Sen. Mike Lee (Utah) is one of a batch of conservative freshmen Republicans who enjoyed the support of Tea Partyers and was able to beat more moderate opponents. But unlike Republicans such as Rob Portman (Ohio), Marco Rubio (Fla.), Pat Toomey (Pa.), Ron Johnson (Wis.) and Dan Coats (Ind.), Lee has yet to make a mark or demonstrate that he can be a skilled legislator and a force to be reckoned with in the Senate.
I spoke to him by phone on Monday afternoon. He spoke in abrupt, clipped sentences and seemed to struggle with explaining the consequences of his budget votes. Would he support the latest continuing resolution on the 2011 budget? At first, he didn’t answer directly, saying that “whatever spending measure comes out will need to take a serious step” in addressing the debt. Does the CR that promises to cut another $6 billion for the next three weeks do that?
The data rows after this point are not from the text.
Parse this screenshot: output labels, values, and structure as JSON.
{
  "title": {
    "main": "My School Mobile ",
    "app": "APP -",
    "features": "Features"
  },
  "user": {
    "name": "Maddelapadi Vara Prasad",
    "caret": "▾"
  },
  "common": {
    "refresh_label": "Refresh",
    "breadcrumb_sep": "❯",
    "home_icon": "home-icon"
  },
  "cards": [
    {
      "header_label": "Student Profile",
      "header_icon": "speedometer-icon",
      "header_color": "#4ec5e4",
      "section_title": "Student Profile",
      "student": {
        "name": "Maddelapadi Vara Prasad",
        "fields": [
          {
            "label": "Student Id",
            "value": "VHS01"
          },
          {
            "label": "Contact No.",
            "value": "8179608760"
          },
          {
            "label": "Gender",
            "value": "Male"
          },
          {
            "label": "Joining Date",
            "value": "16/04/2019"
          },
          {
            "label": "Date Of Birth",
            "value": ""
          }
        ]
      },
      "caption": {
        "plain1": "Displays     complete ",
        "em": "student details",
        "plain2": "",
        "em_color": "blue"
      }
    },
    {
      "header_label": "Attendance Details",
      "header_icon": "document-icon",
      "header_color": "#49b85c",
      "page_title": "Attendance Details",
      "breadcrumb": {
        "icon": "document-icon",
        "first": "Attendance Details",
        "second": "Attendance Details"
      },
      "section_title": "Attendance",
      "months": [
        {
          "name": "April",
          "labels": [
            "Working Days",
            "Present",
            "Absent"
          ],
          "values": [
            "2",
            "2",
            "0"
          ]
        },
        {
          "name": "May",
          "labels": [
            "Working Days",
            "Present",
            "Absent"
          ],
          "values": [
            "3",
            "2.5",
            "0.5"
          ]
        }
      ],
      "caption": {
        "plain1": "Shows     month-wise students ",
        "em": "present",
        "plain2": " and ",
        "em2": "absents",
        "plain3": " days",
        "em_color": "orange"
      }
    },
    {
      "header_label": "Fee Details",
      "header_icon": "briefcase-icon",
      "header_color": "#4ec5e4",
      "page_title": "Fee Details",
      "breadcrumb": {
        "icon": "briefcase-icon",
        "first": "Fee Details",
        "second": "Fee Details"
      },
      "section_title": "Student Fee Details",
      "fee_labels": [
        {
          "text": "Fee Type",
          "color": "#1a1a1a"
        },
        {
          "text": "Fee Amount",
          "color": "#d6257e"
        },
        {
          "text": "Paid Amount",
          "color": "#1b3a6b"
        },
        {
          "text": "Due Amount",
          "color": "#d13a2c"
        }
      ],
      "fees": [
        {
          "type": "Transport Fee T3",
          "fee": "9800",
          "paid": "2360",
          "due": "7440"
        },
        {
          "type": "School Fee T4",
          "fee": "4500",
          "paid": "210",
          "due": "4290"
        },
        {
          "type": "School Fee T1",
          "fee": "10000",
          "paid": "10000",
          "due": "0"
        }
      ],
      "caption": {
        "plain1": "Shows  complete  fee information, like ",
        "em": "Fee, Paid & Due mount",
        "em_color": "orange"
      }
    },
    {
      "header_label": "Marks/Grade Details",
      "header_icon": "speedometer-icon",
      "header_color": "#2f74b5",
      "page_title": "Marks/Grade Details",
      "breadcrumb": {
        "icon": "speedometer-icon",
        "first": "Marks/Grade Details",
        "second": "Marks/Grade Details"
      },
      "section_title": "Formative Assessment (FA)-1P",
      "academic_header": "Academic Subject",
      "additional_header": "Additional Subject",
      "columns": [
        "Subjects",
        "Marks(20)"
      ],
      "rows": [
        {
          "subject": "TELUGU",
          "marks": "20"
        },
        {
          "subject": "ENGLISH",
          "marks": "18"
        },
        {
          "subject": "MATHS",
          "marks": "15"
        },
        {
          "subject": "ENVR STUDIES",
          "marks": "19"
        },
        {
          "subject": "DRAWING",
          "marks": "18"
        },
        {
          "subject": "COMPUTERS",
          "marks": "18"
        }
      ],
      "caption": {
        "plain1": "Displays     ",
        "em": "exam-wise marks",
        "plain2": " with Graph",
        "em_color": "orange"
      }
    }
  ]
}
He says, “Not to the necessary degree.”
As to the first CR he concedes it did some “good things,” but he voted no anyway. Did he favor a government shutdown or did he think the House could have come up with more cuts? He says that he and other Republicans certainly didn’t want a shutdown. Well, then, if the CR was the only option on the table and his vote was decisive, would he still have voted no? He would have, he says. Were the House Republicans wimps? “I don’t want to speak for them,” adding: “My vote is what it is.” He claims Senate opposition to the second CR is evidence that his view is taking hold.
I then asked him about the Panama and Colombia free-trade deals. He, along with 43 other senators, signed a letter urging Obama to complete those deals. Why? “It ought to be something to get behind,” he replies. Why is the White House dragging its feet? “I’m not sure,” he says.
We then moved on to entitlement reform. Would the Senate be willing to redesign these programs? He argues that a bipartisan effort is needed. He makes the point that even if you favor these programs, you should want to make the needed reforms to “preserve and protect ” them. He points out that even the president’s own advisers say that the current programs are not sustainable. But if the president won’t lead, should the Senate? He says he’s “not going out on a limb” and isn’t going to talk about “the next step.”
Lee was an accomplished assistant U.S. attorney and well-regarded litigator. But if he is to rally Republicans and make a difference, he will need to think systematically about his votes and the range of options before him. When out of office it is good and well to be dogmatic, but once elected, a senator’s job is to govern. Unless, of course, the name of the game is simply to hold the distinction as the most dogmatic man in the Senate. Unfortunately, that distinction often entails being the least effective member as well.